To do
The lines below that include "JSON" are to be found and copied.

Input records
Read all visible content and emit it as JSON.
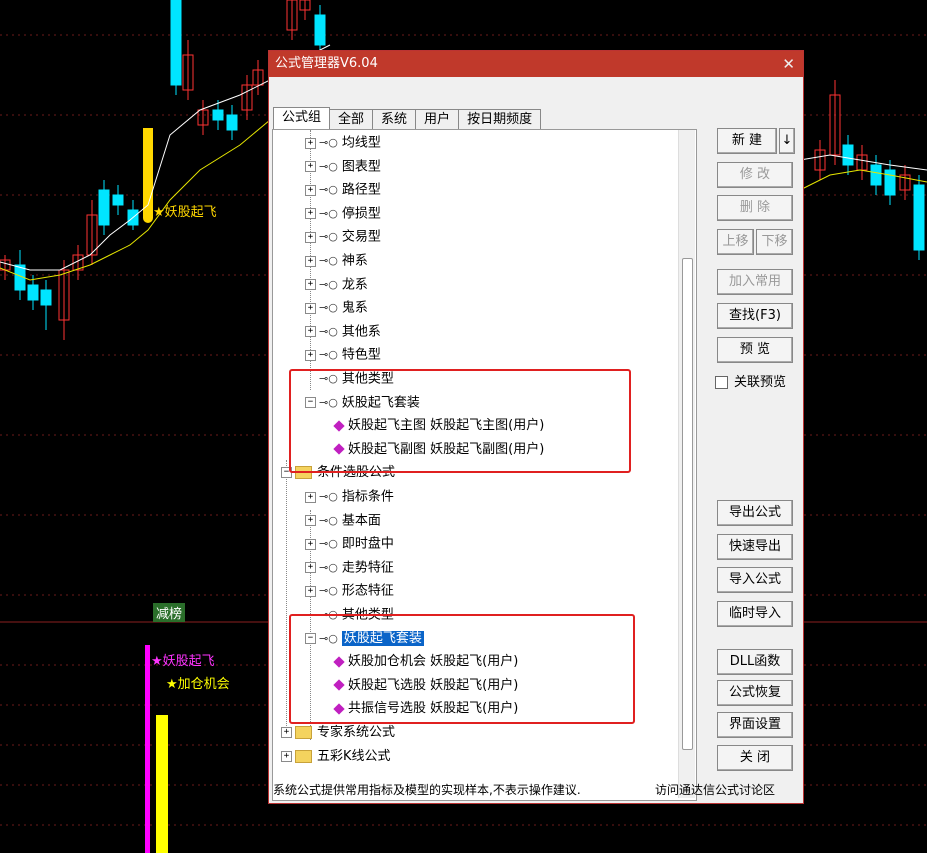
{
  "chart_labels": {
    "top_signal": "★妖股起飞",
    "tab_label": "减榜",
    "bottom_signal1": "★妖股起飞",
    "bottom_signal2": "★加仓机会"
  },
  "window": {
    "title": "公式管理器V6.04",
    "close": "✕"
  },
  "tabs": [
    "公式组",
    "全部",
    "系统",
    "用户",
    "按日期频度"
  ],
  "tree": [
    {
      "label": "均线型",
      "type": "closed"
    },
    {
      "label": "图表型",
      "type": "closed"
    },
    {
      "label": "路径型",
      "type": "closed"
    },
    {
      "label": "停损型",
      "type": "closed"
    },
    {
      "label": "交易型",
      "type": "closed"
    },
    {
      "label": "神系",
      "type": "closed"
    },
    {
      "label": "龙系",
      "type": "closed"
    },
    {
      "label": "鬼系",
      "type": "closed"
    },
    {
      "label": "其他系",
      "type": "closed"
    },
    {
      "label": "特色型",
      "type": "closed"
    },
    {
      "label": "其他类型",
      "type": "leaf"
    },
    {
      "label": "妖股起飞套装",
      "type": "open"
    },
    {
      "label": "妖股起飞主图  妖股起飞主图(用户)",
      "type": "formula"
    },
    {
      "label": "妖股起飞副图  妖股起飞副图(用户)",
      "type": "formula"
    },
    {
      "label": "条件选股公式",
      "type": "folder_open"
    },
    {
      "label": "指标条件",
      "type": "closed"
    },
    {
      "label": "基本面",
      "type": "closed"
    },
    {
      "label": "即时盘中",
      "type": "closed"
    },
    {
      "label": "走势特征",
      "type": "closed"
    },
    {
      "label": "形态特征",
      "type": "closed"
    },
    {
      "label": "其他类型",
      "type": "leaf"
    },
    {
      "label": "妖股起飞套装",
      "type": "open_sel"
    },
    {
      "label": "妖股加仓机会  妖股起飞(用户)",
      "type": "formula"
    },
    {
      "label": "妖股起飞选股  妖股起飞(用户)",
      "type": "formula"
    },
    {
      "label": "共振信号选股  妖股起飞(用户)",
      "type": "formula"
    },
    {
      "label": "专家系统公式",
      "type": "folder_closed"
    },
    {
      "label": "五彩K线公式",
      "type": "folder_closed"
    }
  ],
  "buttons": {
    "new": "新 建",
    "new_arrow": "↓",
    "modify": "修 改",
    "delete": "删 除",
    "up": "上移",
    "down": "下移",
    "add_common": "加入常用",
    "find": "查找(F3)",
    "preview": "预 览",
    "link_preview": "关联预览",
    "export": "导出公式",
    "quick_export": "快速导出",
    "import": "导入公式",
    "temp_import": "临时导入",
    "dll": "DLL函数",
    "restore": "公式恢复",
    "ui_settings": "界面设置",
    "close": "关 闭"
  },
  "status": {
    "left": "系统公式提供常用指标及模型的实现样本,不表示操作建议.",
    "right": "访问通达信公式讨论区"
  },
  "colors": {
    "up": "#ff3333",
    "down": "#00e5ff",
    "ma1": "#ffffff",
    "ma2": "#e6e600",
    "signal_magenta": "#ff00ff",
    "signal_yellow": "#ffff00",
    "highlight": "#e02020"
  }
}
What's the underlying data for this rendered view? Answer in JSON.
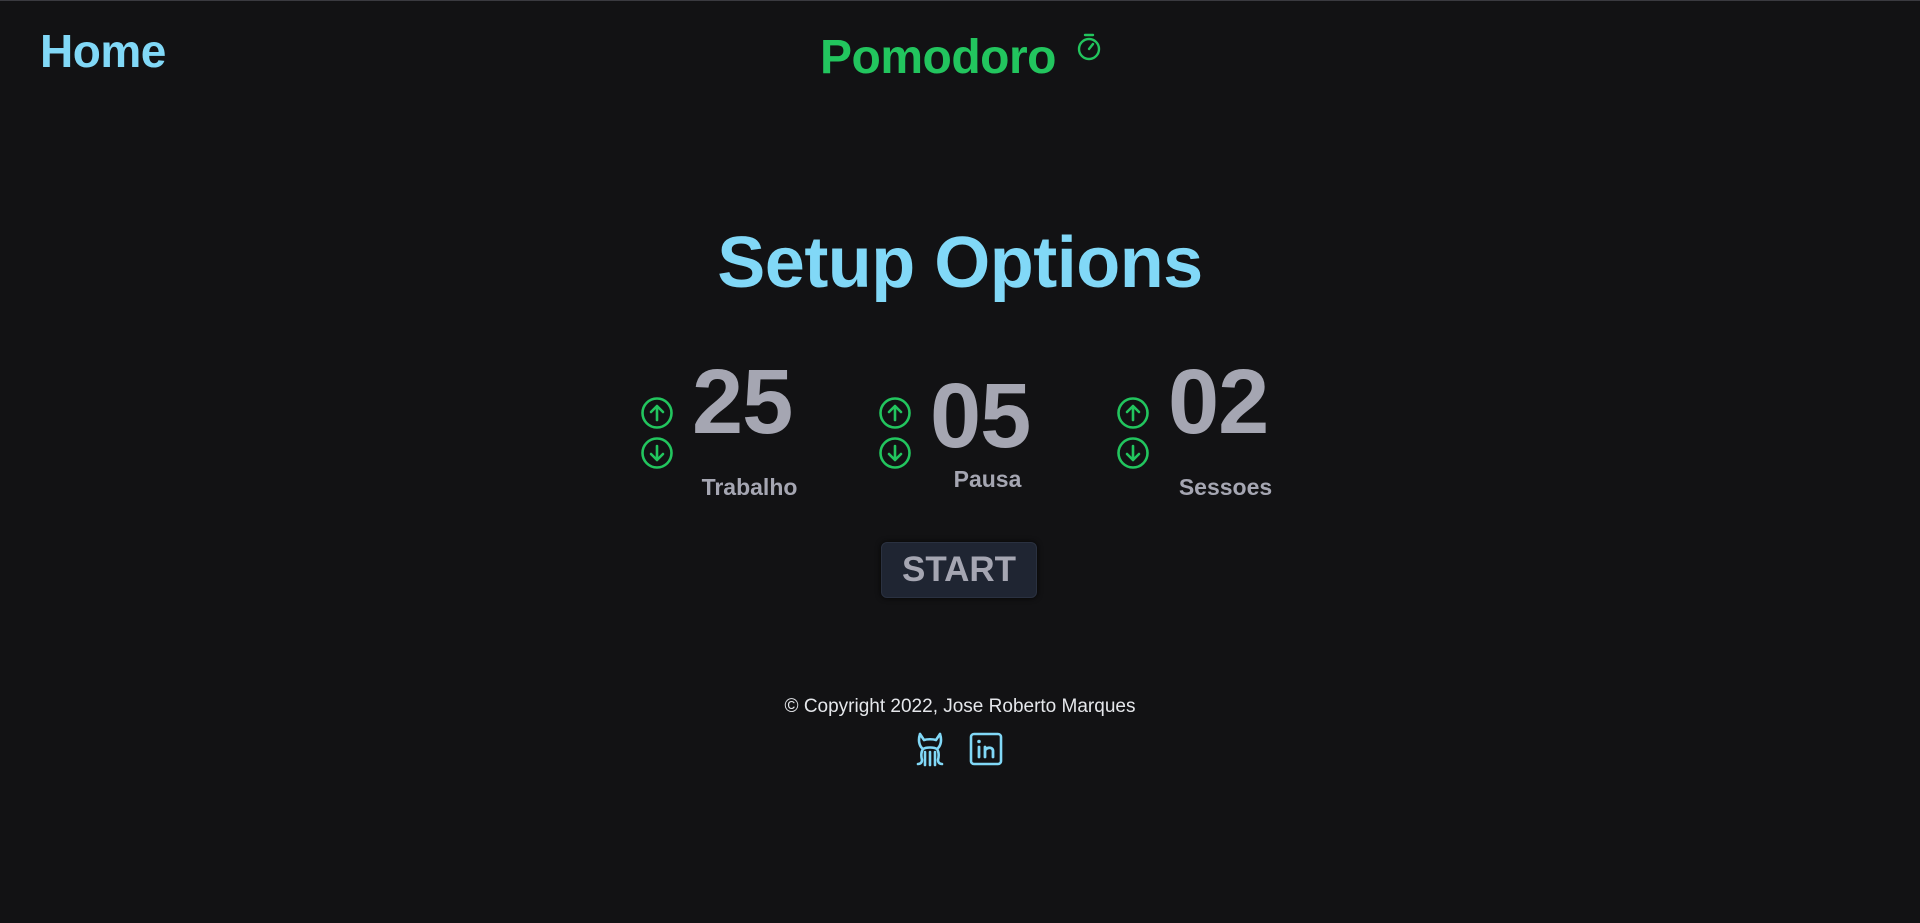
{
  "nav": {
    "home_label": "Home",
    "brand_title": "Pomodoro",
    "brand_icon": "stopwatch-icon"
  },
  "setup": {
    "title": "Setup Options",
    "options": [
      {
        "value": "25",
        "label": "Trabalho"
      },
      {
        "value": "05",
        "label": "Pausa"
      },
      {
        "value": "02",
        "label": "Sessoes"
      }
    ],
    "start_label": "START"
  },
  "footer": {
    "copyright": "© Copyright 2022, Jose Roberto Marques",
    "links": [
      {
        "icon": "github-icon"
      },
      {
        "icon": "linkedin-icon"
      }
    ]
  },
  "colors": {
    "background": "#121214",
    "accent_blue": "#81d8f7",
    "accent_green": "#22c55e",
    "muted_text": "#a5a6b2",
    "button_bg": "#1f2532"
  }
}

Exercise response
Read all visible content and emit it as JSON.
What's the underlying data for this rendered view? Answer in JSON.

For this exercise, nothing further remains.